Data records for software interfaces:
= = = =

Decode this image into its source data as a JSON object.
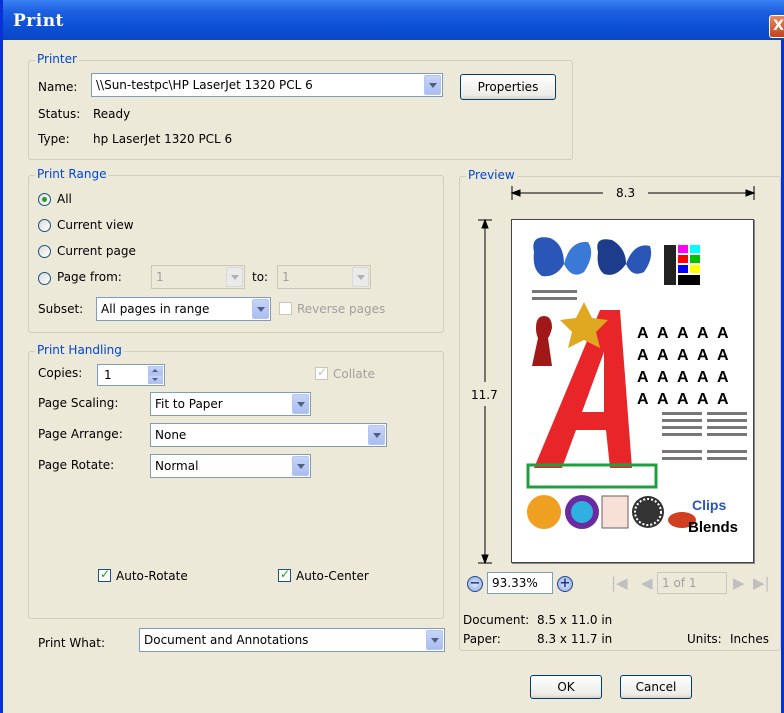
{
  "window": {
    "title": "Print",
    "close_glyph": "X"
  },
  "printer": {
    "group_label": "Printer",
    "name_label": "Name:",
    "name_value": "\\\\Sun-testpc\\HP LaserJet 1320 PCL 6",
    "properties_label": "Properties",
    "status_label": "Status:",
    "status_value": "Ready",
    "type_label": "Type:",
    "type_value": "hp LaserJet 1320 PCL 6"
  },
  "print_range": {
    "group_label": "Print Range",
    "all_label": "All",
    "current_view_label": "Current view",
    "current_page_label": "Current page",
    "page_from_label": "Page from:",
    "from_value": "1",
    "to_label": "to:",
    "to_value": "1",
    "subset_label": "Subset:",
    "subset_value": "All pages in range",
    "reverse_label": "Reverse pages",
    "selected": "all"
  },
  "print_handling": {
    "group_label": "Print Handling",
    "copies_label": "Copies:",
    "copies_value": "1",
    "collate_label": "Collate",
    "collate_checked": true,
    "page_scaling_label": "Page Scaling:",
    "page_scaling_value": "Fit to Paper",
    "page_arrange_label": "Page Arrange:",
    "page_arrange_value": "None",
    "page_rotate_label": "Page Rotate:",
    "page_rotate_value": "Normal",
    "auto_rotate_label": "Auto-Rotate",
    "auto_rotate_checked": true,
    "auto_center_label": "Auto-Center",
    "auto_center_checked": true
  },
  "print_what": {
    "label": "Print What:",
    "value": "Document and Annotations"
  },
  "preview": {
    "group_label": "Preview",
    "width_dim": "8.3",
    "height_dim": "11.7",
    "zoom_value": "93.33%",
    "page_indicator": "1 of 1",
    "document_label": "Document:",
    "document_value": "8.5 x 11.0 in",
    "paper_label": "Paper:",
    "paper_value": "8.3 x 11.7 in",
    "units_label": "Units:",
    "units_value": "Inches",
    "zoom_out_glyph": "−",
    "zoom_in_glyph": "+",
    "first_glyph": "|◀",
    "prev_glyph": "◀",
    "next_glyph": "▶",
    "last_glyph": "▶|"
  },
  "buttons": {
    "ok_label": "OK",
    "cancel_label": "Cancel"
  },
  "colors": {
    "title_bar": "#0a4fd4",
    "group_title": "#0046d5",
    "dialog_bg": "#ece9d8"
  }
}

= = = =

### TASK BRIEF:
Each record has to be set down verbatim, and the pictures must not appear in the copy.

### EXERCISE ANSWER:
Decode this image into its source data as a JSON object.
{
  "window": {
    "title": "Print",
    "close_glyph": "X"
  },
  "printer": {
    "group_label": "Printer",
    "name_label": "Name:",
    "name_value": "\\\\Sun-testpc\\HP LaserJet 1320 PCL 6",
    "properties_label": "Properties",
    "status_label": "Status:",
    "status_value": "Ready",
    "type_label": "Type:",
    "type_value": "hp LaserJet 1320 PCL 6"
  },
  "print_range": {
    "group_label": "Print Range",
    "all_label": "All",
    "current_view_label": "Current view",
    "current_page_label": "Current page",
    "page_from_label": "Page from:",
    "from_value": "1",
    "to_label": "to:",
    "to_value": "1",
    "subset_label": "Subset:",
    "subset_value": "All pages in range",
    "reverse_label": "Reverse pages",
    "selected": "all"
  },
  "print_handling": {
    "group_label": "Print Handling",
    "copies_label": "Copies:",
    "copies_value": "1",
    "collate_label": "Collate",
    "collate_checked": true,
    "page_scaling_label": "Page Scaling:",
    "page_scaling_value": "Fit to Paper",
    "page_arrange_label": "Page Arrange:",
    "page_arrange_value": "None",
    "page_rotate_label": "Page Rotate:",
    "page_rotate_value": "Normal",
    "auto_rotate_label": "Auto-Rotate",
    "auto_rotate_checked": true,
    "auto_center_label": "Auto-Center",
    "auto_center_checked": true
  },
  "print_what": {
    "label": "Print What:",
    "value": "Document and Annotations"
  },
  "preview": {
    "group_label": "Preview",
    "width_dim": "8.3",
    "height_dim": "11.7",
    "zoom_value": "93.33%",
    "page_indicator": "1 of 1",
    "document_label": "Document:",
    "document_value": "8.5 x 11.0 in",
    "paper_label": "Paper:",
    "paper_value": "8.3 x 11.7 in",
    "units_label": "Units:",
    "units_value": "Inches",
    "zoom_out_glyph": "−",
    "zoom_in_glyph": "+",
    "first_glyph": "|◀",
    "prev_glyph": "◀",
    "next_glyph": "▶",
    "last_glyph": "▶|"
  },
  "buttons": {
    "ok_label": "OK",
    "cancel_label": "Cancel"
  },
  "colors": {
    "title_bar": "#0a4fd4",
    "group_title": "#0046d5",
    "dialog_bg": "#ece9d8"
  }
}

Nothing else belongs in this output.